    During the low season the CPP (cost per page) can go as low as $2 – $5, but during the peak season depending on the level of your account, the CPP can go as high as $10 – $20

    From my observations, the lower end of that pay scale is a much more common pay rate for writers, particularly for those in developing economies or whom English is not their first language. A page is approximately 275 words, so writing can cost under 1c per word.
    Still, rates such as these can be considered high in many economies, particularly where work of any kind is in short supply. I’ve even seen examples where freelance workers have asked not to be paid more, for fear that it could bring unwanted attention to them.

Would You “Pay To Work” As An Academic Writer?

A further interesting development is the market in people helping others to get academic writing jobs.

Much of this is financially driven.

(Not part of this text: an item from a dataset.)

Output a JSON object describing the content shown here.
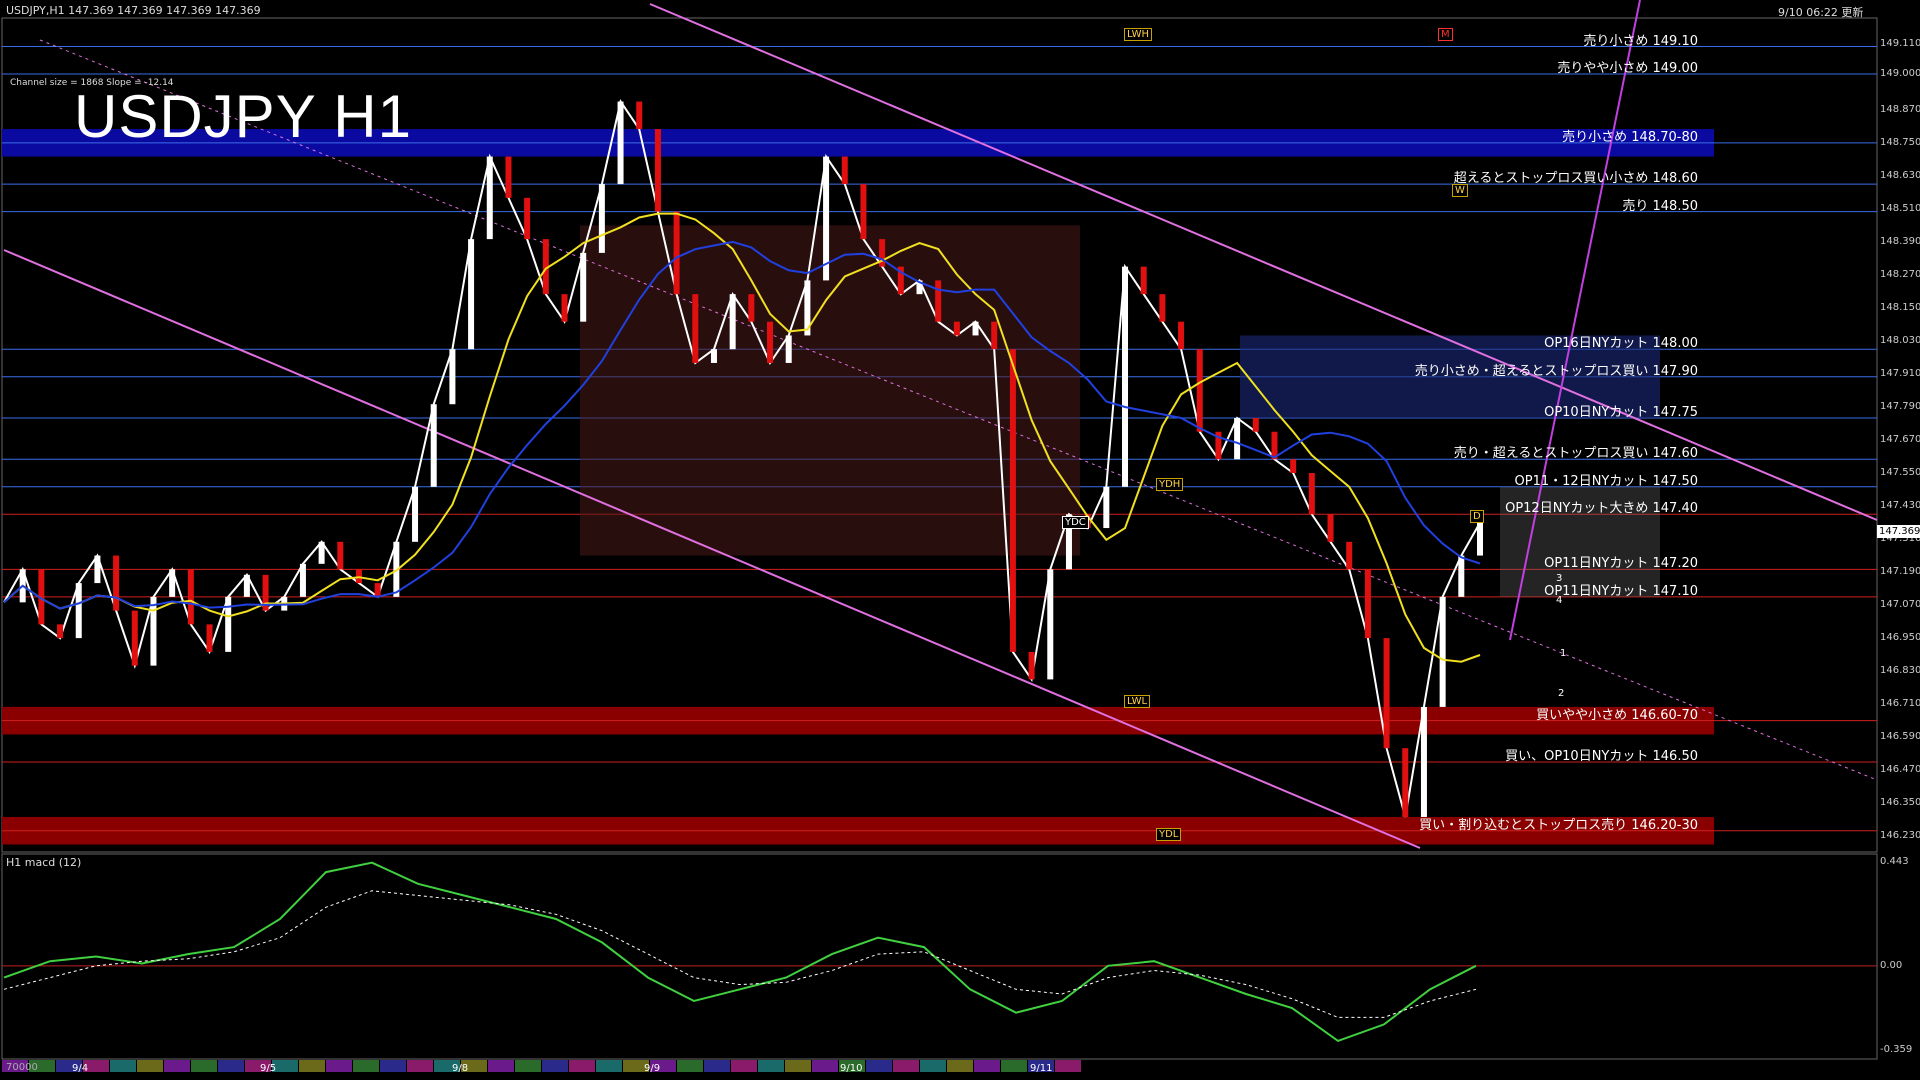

I’ve seen examples of all of the following ways of making money from other writers:

  • commissions on writer earnings by referring writers to a site
  • paid training packages, showing writers how to pass essay site tests, or how to writers essay in the form that sites like
  • services to take the entrance tests required to get accounts on writing sites
  • services to hide the location of writers, so they can get around location restrictions (for instance, none native writers trying to get the rates advertised for natives)

There are whole online communities where writers discuss the different essay industry providers and try to identify which sites are the best to work for.

A whole black market in developing and selling accounts for essay writing firms has also developed, aimed at those writers who can’t easily get their own accounts.

Although much of this is done through private communities, there are some examples visible on public sites, such as Facebook.

academicwritingaccounts

As the image shows, the range of accounts available is huge, covering many popular academic freelancing sites, some of which even have an account balance waiting to be withdrawn. This particular example is largely for the writing market in Kenya, one of many locations where writing jobs are sought after.

The rates for buying writing accounts such as these are not cheap, ranging from anything from $100 USD at the lower end, to $1000 USD for established accounts at the upper end. That would take some time to pay back at the bottom end rate of $2 USD per page. There is also always the risk of accounts being shut down once transferred, particularly if the new owner receives poor feedback.

 

Should We Address The “Writing Providers” For The Essay Industry?

These are just a few examples of the power behind the online writing industry, particularly when it’s accompanied with many more writers than are ever needed for the demand that is out there. Indeed, there are workers who have complained about the internal competition within the writing industry bringing wages down.

I’ve only included a few examples of the types of writers completing assessment for students here. There are many more examples in the recent talks and keynotes that I’ve delivered.

Indeed, the whole field of who writes what and why is much more complicated than this. I’ve observed a writer online who only likes to take on high level work at MSc or PhD level as he relishes the intellectual challenge. I’ve also spoken to a writer who is happy to complete work on a variety of subjects, regardless if he has any personal experience, but draws the line at subjects that causes him ethical concerns, such as nursing.

Nevertheless, there is good work available for writers who understand the marketing side of the business, how to develop student links and how to charge more for the work that they’re doing.

From an academic perspective, we need to be continuing to address all sections of this writing business. How can we identify the low-end writers who turn out continual turn-key type assessments, but clearly do enough to pass? And, how can we make producing high end assignments impossible, even though there is a lot of money moving around here, so clearly incentives from the writing side for this to continue?

The essay industry continues to be a complex beast.

 

This article is part of a series of posts looking at the developments in contract cheating over the past 10 years. Take a look at the remaining parts of the 10 in 10 contract cheating series here